Categories: Diversity & Inclusion, DEI

Cinco de Mayo, or the Fifth of May, is a significant Mexican holiday that is often misunderstood outside of Mexico. Contrary to popular belief, Cinco de Mayo is not Mexico's Independence Day (which is celebrated on September 16). Instead, it commemorates the Mexican army's unlikely victory over the French forces of Napoleon III on May 5, 1862, at the Battle of Puebla.

At the time, Mexico was facing financial hardships and was unable to pay its debts to European countries, including France. In response, France, under Napoleon III, decided to invade Mexico to establish a French-friendly government and to create a foothold in the Americas. The French army, considered one of the strongest in the world at the time, was expected to easily defeat the Mexican army.

However, the Mexican army, led by General Ignacio Zaragoza, achieved a decisive victory in Puebla, despite being significantly outnumbered and outgunned. The victory was a morale boost for Mexico and symbolized the resilience and determination of the Mexican people in the face of adversity.

While the Battle of Puebla was a significant event, Cinco de Mayo is celebrated more widely in the United States than in Mexico. In the U.S., the holiday has evolved into a celebration of Mexican culture and heritage, with parades, parties, music, dance, and traditional Mexican food.

Cinco de Mayo is an opportunity to celebrate the rich cultural heritage of Mexico and to recognize the contributions of Mexican-Americans to the United States. It is also a reminder of the importance of resilience, unity, and the fight for freedom and independence.

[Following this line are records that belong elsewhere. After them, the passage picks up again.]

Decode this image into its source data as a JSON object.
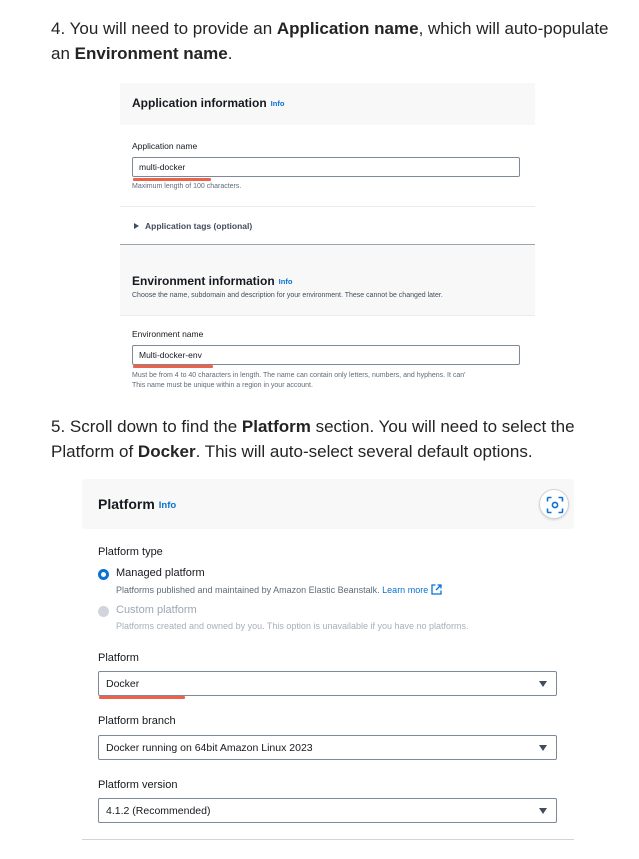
{
  "step4": {
    "t1": "4. You will need to provide an ",
    "b1": "Application name",
    "t2": ", which will auto-populate an ",
    "b2": "Environment name",
    "t3": "."
  },
  "app_info": {
    "title": "Application information",
    "info": "Info",
    "app_name_label": "Application name",
    "app_name_value": "multi-docker",
    "app_name_hint": "Maximum length of 100 characters.",
    "tags_label": "Application tags (optional)"
  },
  "env_info": {
    "title": "Environment information",
    "info": "Info",
    "description": "Choose the name, subdomain and description for your environment. These cannot be changed later.",
    "env_name_label": "Environment name",
    "env_name_value": "Multi-docker-env",
    "env_name_hint_1": "Must be from 4 to 40 characters in length. The name can contain only letters, numbers, and hyphens. It can'",
    "env_name_hint_2": "This name must be unique within a region in your account."
  },
  "step5": {
    "t1": "5. Scroll down to find the ",
    "b1": "Platform",
    "t2": " section. You will need to select the Platform of ",
    "b2": "Docker",
    "t3": ". This will auto-select several default options."
  },
  "platform": {
    "title": "Platform",
    "info": "Info",
    "type_label": "Platform type",
    "managed_label": "Managed platform",
    "managed_desc": "Platforms published and maintained by Amazon Elastic Beanstalk.",
    "learn_more": "Learn more",
    "custom_label": "Custom platform",
    "custom_desc": "Platforms created and owned by you. This option is unavailable if you have no platforms.",
    "platform_label": "Platform",
    "platform_value": "Docker",
    "branch_label": "Platform branch",
    "branch_value": "Docker running on 64bit Amazon Linux 2023",
    "version_label": "Platform version",
    "version_value": "4.1.2 (Recommended)"
  },
  "colors": {
    "accent": "#0972d3",
    "highlight": "#f0614a"
  }
}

As we celebrate Cinco de Mayo, let us remember the historical significance of this day and honor the spirit of the Mexican people who stood against adversity and fought for their freedom.